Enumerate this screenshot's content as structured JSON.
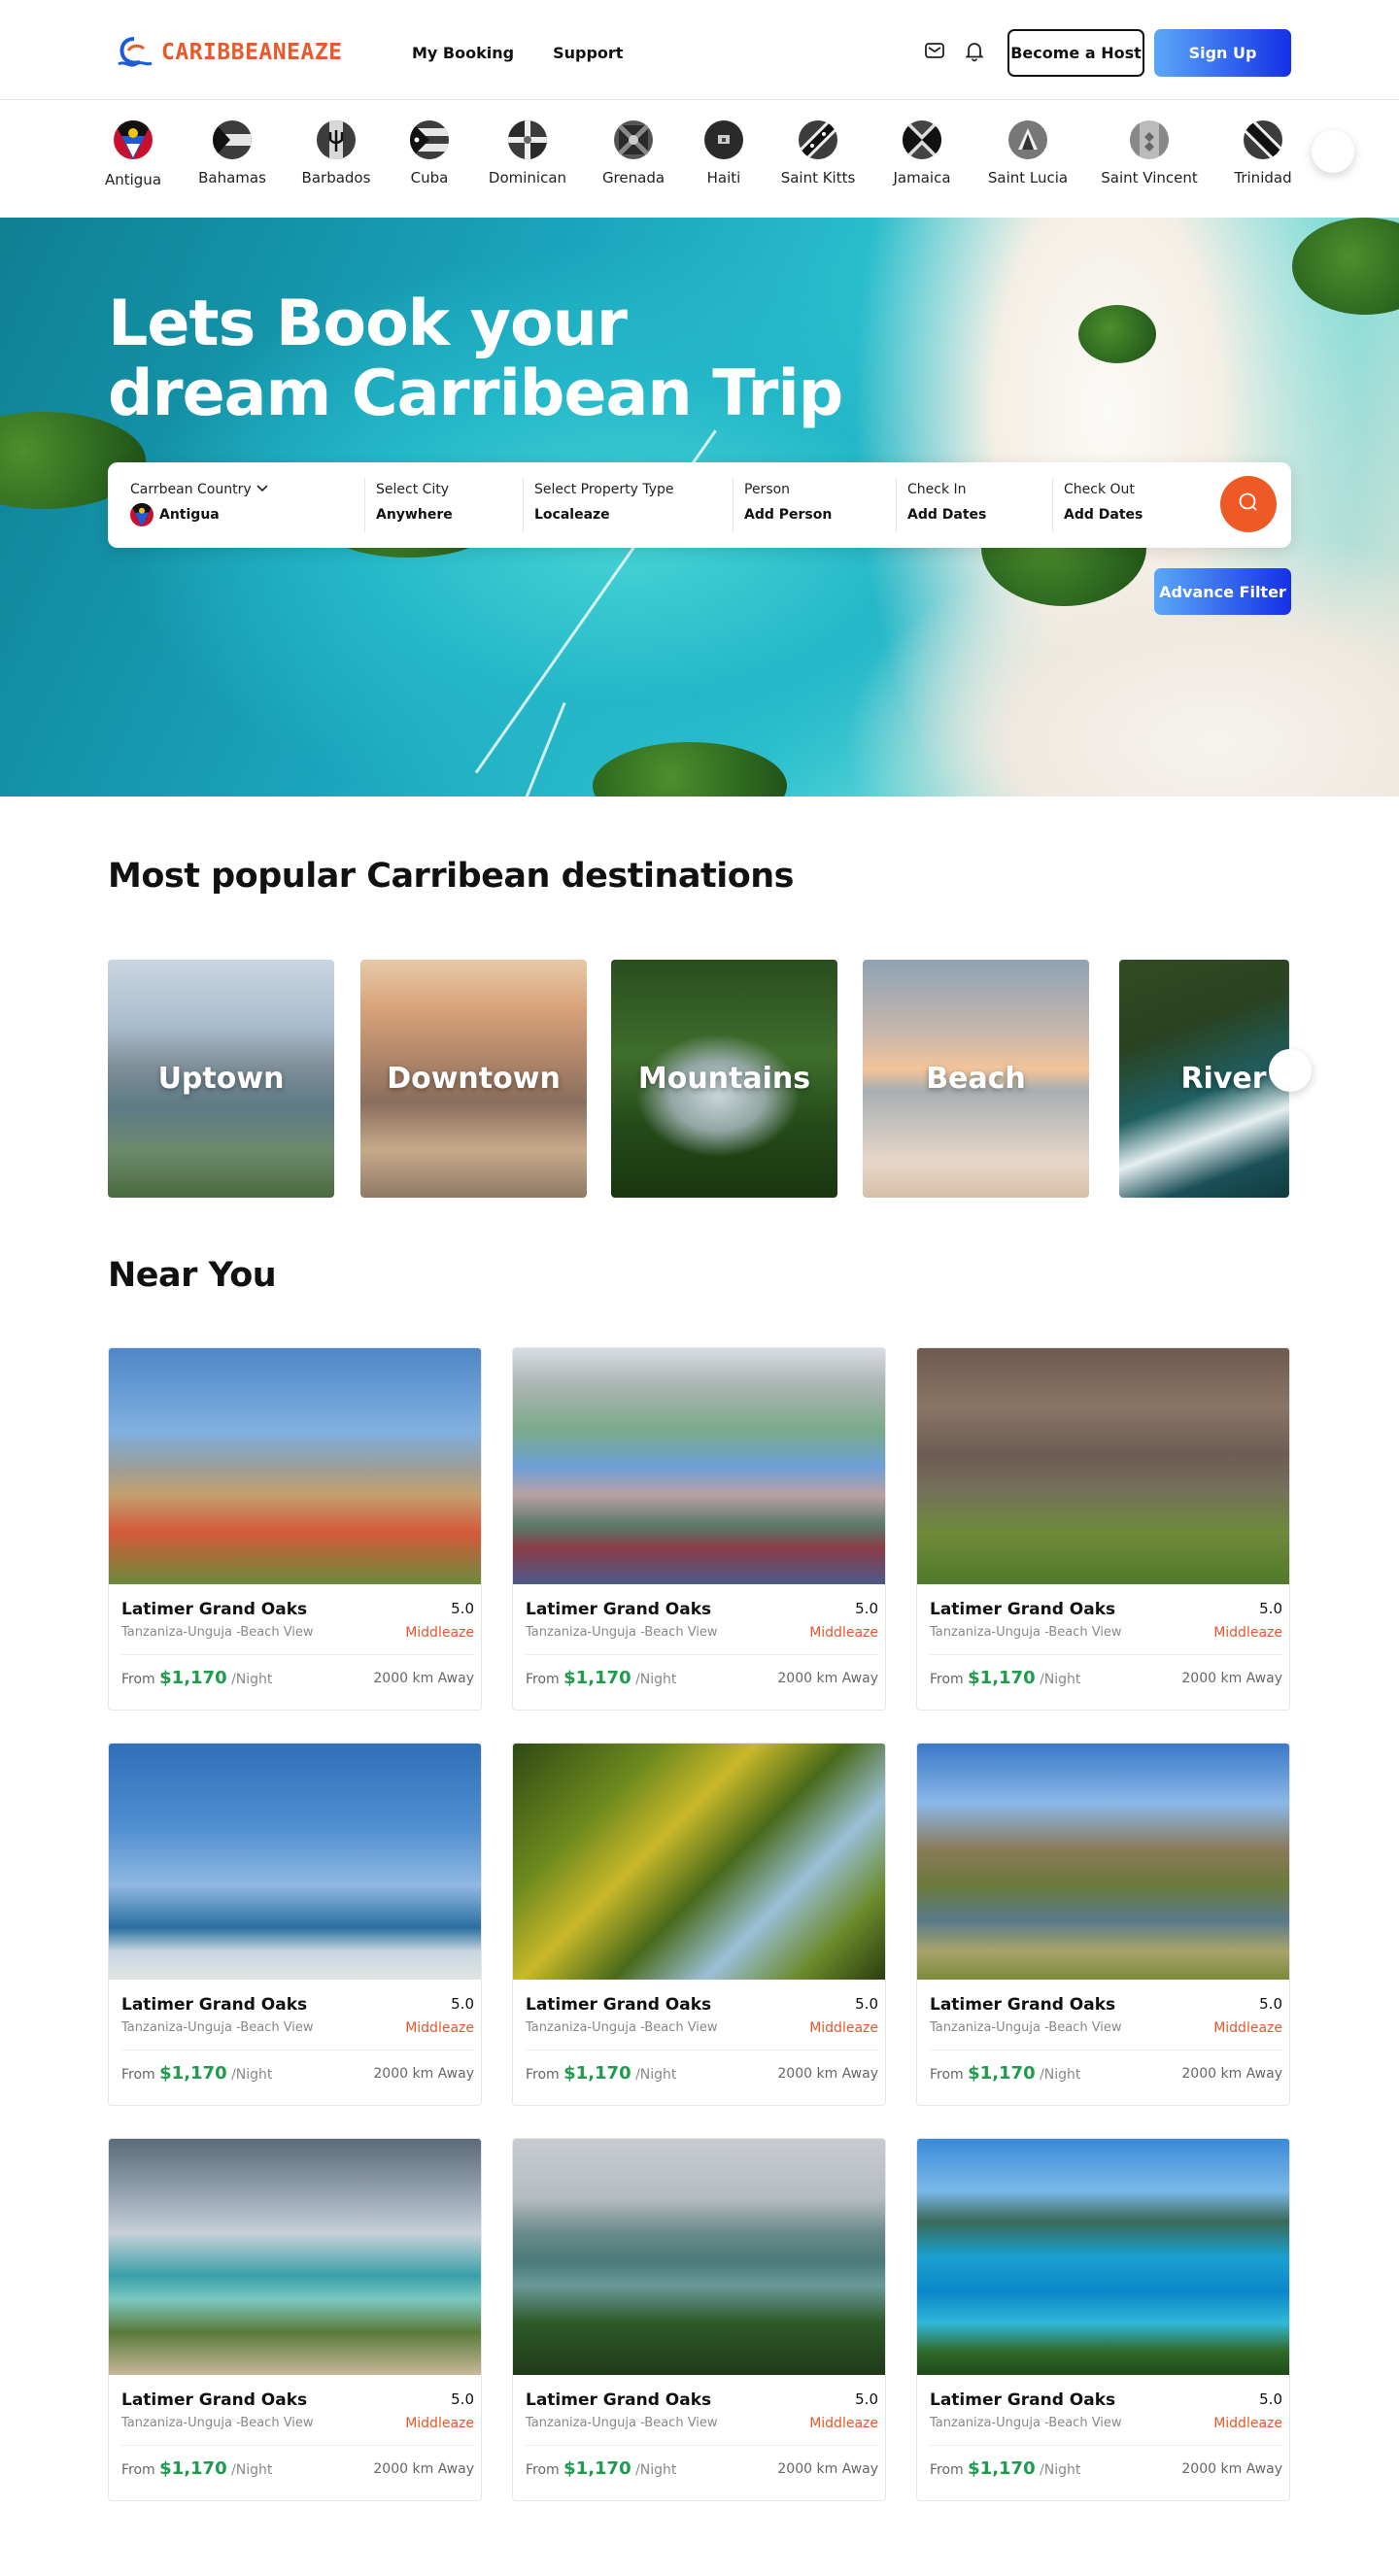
{
  "brand": {
    "name": "CARIBBEANEAZE"
  },
  "nav": {
    "my_booking": "My Booking",
    "support": "Support"
  },
  "header": {
    "become_host": "Become a Host",
    "sign_up": "Sign Up"
  },
  "countries": [
    {
      "name": "Antigua"
    },
    {
      "name": "Bahamas"
    },
    {
      "name": "Barbados"
    },
    {
      "name": "Cuba"
    },
    {
      "name": "Dominican"
    },
    {
      "name": "Grenada"
    },
    {
      "name": "Haiti"
    },
    {
      "name": "Saint Kitts"
    },
    {
      "name": "Jamaica"
    },
    {
      "name": "Saint Lucia"
    },
    {
      "name": "Saint Vincent"
    },
    {
      "name": "Trinidad"
    }
  ],
  "hero": {
    "title": "Lets Book your dream Carribean Trip",
    "search": {
      "country_label": "Carrbean Country",
      "country_value": "Antigua",
      "city_label": "Select City",
      "city_value": "Anywhere",
      "type_label": "Select Property Type",
      "type_value": "Localeaze",
      "person_label": "Person",
      "person_value": "Add Person",
      "checkin_label": "Check In",
      "checkin_value": "Add Dates",
      "checkout_label": "Check Out",
      "checkout_value": "Add Dates"
    },
    "advance_filter": "Advance Filter"
  },
  "popular": {
    "title": "Most popular Carribean destinations",
    "items": [
      {
        "label": "Uptown"
      },
      {
        "label": "Downtown"
      },
      {
        "label": "Mountains"
      },
      {
        "label": "Beach"
      },
      {
        "label": "River"
      }
    ]
  },
  "near": {
    "title": "Near You",
    "cards": [
      {
        "title": "Latimer Grand Oaks",
        "rating": "5.0",
        "location": "Tanzaniza-Unguja -Beach View",
        "tag": "Middleaze",
        "from": "From",
        "price": "$1,170",
        "per": "/Night",
        "distance": "2000 km Away"
      },
      {
        "title": "Latimer Grand Oaks",
        "rating": "5.0",
        "location": "Tanzaniza-Unguja -Beach View",
        "tag": "Middleaze",
        "from": "From",
        "price": "$1,170",
        "per": "/Night",
        "distance": "2000 km Away"
      },
      {
        "title": "Latimer Grand Oaks",
        "rating": "5.0",
        "location": "Tanzaniza-Unguja -Beach View",
        "tag": "Middleaze",
        "from": "From",
        "price": "$1,170",
        "per": "/Night",
        "distance": "2000 km Away"
      },
      {
        "title": "Latimer Grand Oaks",
        "rating": "5.0",
        "location": "Tanzaniza-Unguja -Beach View",
        "tag": "Middleaze",
        "from": "From",
        "price": "$1,170",
        "per": "/Night",
        "distance": "2000 km Away"
      },
      {
        "title": "Latimer Grand Oaks",
        "rating": "5.0",
        "location": "Tanzaniza-Unguja -Beach View",
        "tag": "Middleaze",
        "from": "From",
        "price": "$1,170",
        "per": "/Night",
        "distance": "2000 km Away"
      },
      {
        "title": "Latimer Grand Oaks",
        "rating": "5.0",
        "location": "Tanzaniza-Unguja -Beach View",
        "tag": "Middleaze",
        "from": "From",
        "price": "$1,170",
        "per": "/Night",
        "distance": "2000 km Away"
      },
      {
        "title": "Latimer Grand Oaks",
        "rating": "5.0",
        "location": "Tanzaniza-Unguja -Beach View",
        "tag": "Middleaze",
        "from": "From",
        "price": "$1,170",
        "per": "/Night",
        "distance": "2000 km Away"
      },
      {
        "title": "Latimer Grand Oaks",
        "rating": "5.0",
        "location": "Tanzaniza-Unguja -Beach View",
        "tag": "Middleaze",
        "from": "From",
        "price": "$1,170",
        "per": "/Night",
        "distance": "2000 km Away"
      },
      {
        "title": "Latimer Grand Oaks",
        "rating": "5.0",
        "location": "Tanzaniza-Unguja -Beach View",
        "tag": "Middleaze",
        "from": "From",
        "price": "$1,170",
        "per": "/Night",
        "distance": "2000 km Away"
      }
    ]
  },
  "icons": {
    "mail": "mail-icon",
    "bell": "bell-icon",
    "search": "search-icon",
    "chevron": "chevron-down-icon"
  },
  "colors": {
    "brand_orange": "#e85a2a",
    "accent_blue": "#1530e6",
    "price_green": "#1e9b4b"
  }
}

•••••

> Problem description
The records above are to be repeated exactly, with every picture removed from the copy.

> Exercise answer
Enumerate this screenshot's content as structured JSON.
{
  "brand": {
    "name": "CARIBBEANEAZE"
  },
  "nav": {
    "my_booking": "My Booking",
    "support": "Support"
  },
  "header": {
    "become_host": "Become a Host",
    "sign_up": "Sign Up"
  },
  "countries": [
    {
      "name": "Antigua"
    },
    {
      "name": "Bahamas"
    },
    {
      "name": "Barbados"
    },
    {
      "name": "Cuba"
    },
    {
      "name": "Dominican"
    },
    {
      "name": "Grenada"
    },
    {
      "name": "Haiti"
    },
    {
      "name": "Saint Kitts"
    },
    {
      "name": "Jamaica"
    },
    {
      "name": "Saint Lucia"
    },
    {
      "name": "Saint Vincent"
    },
    {
      "name": "Trinidad"
    }
  ],
  "hero": {
    "title": "Lets Book your dream Carribean Trip",
    "search": {
      "country_label": "Carrbean Country",
      "country_value": "Antigua",
      "city_label": "Select City",
      "city_value": "Anywhere",
      "type_label": "Select Property Type",
      "type_value": "Localeaze",
      "person_label": "Person",
      "person_value": "Add Person",
      "checkin_label": "Check In",
      "checkin_value": "Add Dates",
      "checkout_label": "Check Out",
      "checkout_value": "Add Dates"
    },
    "advance_filter": "Advance Filter"
  },
  "popular": {
    "title": "Most popular Carribean destinations",
    "items": [
      {
        "label": "Uptown"
      },
      {
        "label": "Downtown"
      },
      {
        "label": "Mountains"
      },
      {
        "label": "Beach"
      },
      {
        "label": "River"
      }
    ]
  },
  "near": {
    "title": "Near You",
    "cards": [
      {
        "title": "Latimer Grand Oaks",
        "rating": "5.0",
        "location": "Tanzaniza-Unguja -Beach View",
        "tag": "Middleaze",
        "from": "From",
        "price": "$1,170",
        "per": "/Night",
        "distance": "2000 km Away"
      },
      {
        "title": "Latimer Grand Oaks",
        "rating": "5.0",
        "location": "Tanzaniza-Unguja -Beach View",
        "tag": "Middleaze",
        "from": "From",
        "price": "$1,170",
        "per": "/Night",
        "distance": "2000 km Away"
      },
      {
        "title": "Latimer Grand Oaks",
        "rating": "5.0",
        "location": "Tanzaniza-Unguja -Beach View",
        "tag": "Middleaze",
        "from": "From",
        "price": "$1,170",
        "per": "/Night",
        "distance": "2000 km Away"
      },
      {
        "title": "Latimer Grand Oaks",
        "rating": "5.0",
        "location": "Tanzaniza-Unguja -Beach View",
        "tag": "Middleaze",
        "from": "From",
        "price": "$1,170",
        "per": "/Night",
        "distance": "2000 km Away"
      },
      {
        "title": "Latimer Grand Oaks",
        "rating": "5.0",
        "location": "Tanzaniza-Unguja -Beach View",
        "tag": "Middleaze",
        "from": "From",
        "price": "$1,170",
        "per": "/Night",
        "distance": "2000 km Away"
      },
      {
        "title": "Latimer Grand Oaks",
        "rating": "5.0",
        "location": "Tanzaniza-Unguja -Beach View",
        "tag": "Middleaze",
        "from": "From",
        "price": "$1,170",
        "per": "/Night",
        "distance": "2000 km Away"
      },
      {
        "title": "Latimer Grand Oaks",
        "rating": "5.0",
        "location": "Tanzaniza-Unguja -Beach View",
        "tag": "Middleaze",
        "from": "From",
        "price": "$1,170",
        "per": "/Night",
        "distance": "2000 km Away"
      },
      {
        "title": "Latimer Grand Oaks",
        "rating": "5.0",
        "location": "Tanzaniza-Unguja -Beach View",
        "tag": "Middleaze",
        "from": "From",
        "price": "$1,170",
        "per": "/Night",
        "distance": "2000 km Away"
      },
      {
        "title": "Latimer Grand Oaks",
        "rating": "5.0",
        "location": "Tanzaniza-Unguja -Beach View",
        "tag": "Middleaze",
        "from": "From",
        "price": "$1,170",
        "per": "/Night",
        "distance": "2000 km Away"
      }
    ]
  },
  "icons": {
    "mail": "mail-icon",
    "bell": "bell-icon",
    "search": "search-icon",
    "chevron": "chevron-down-icon"
  },
  "colors": {
    "brand_orange": "#e85a2a",
    "accent_blue": "#1530e6",
    "price_green": "#1e9b4b"
  }
}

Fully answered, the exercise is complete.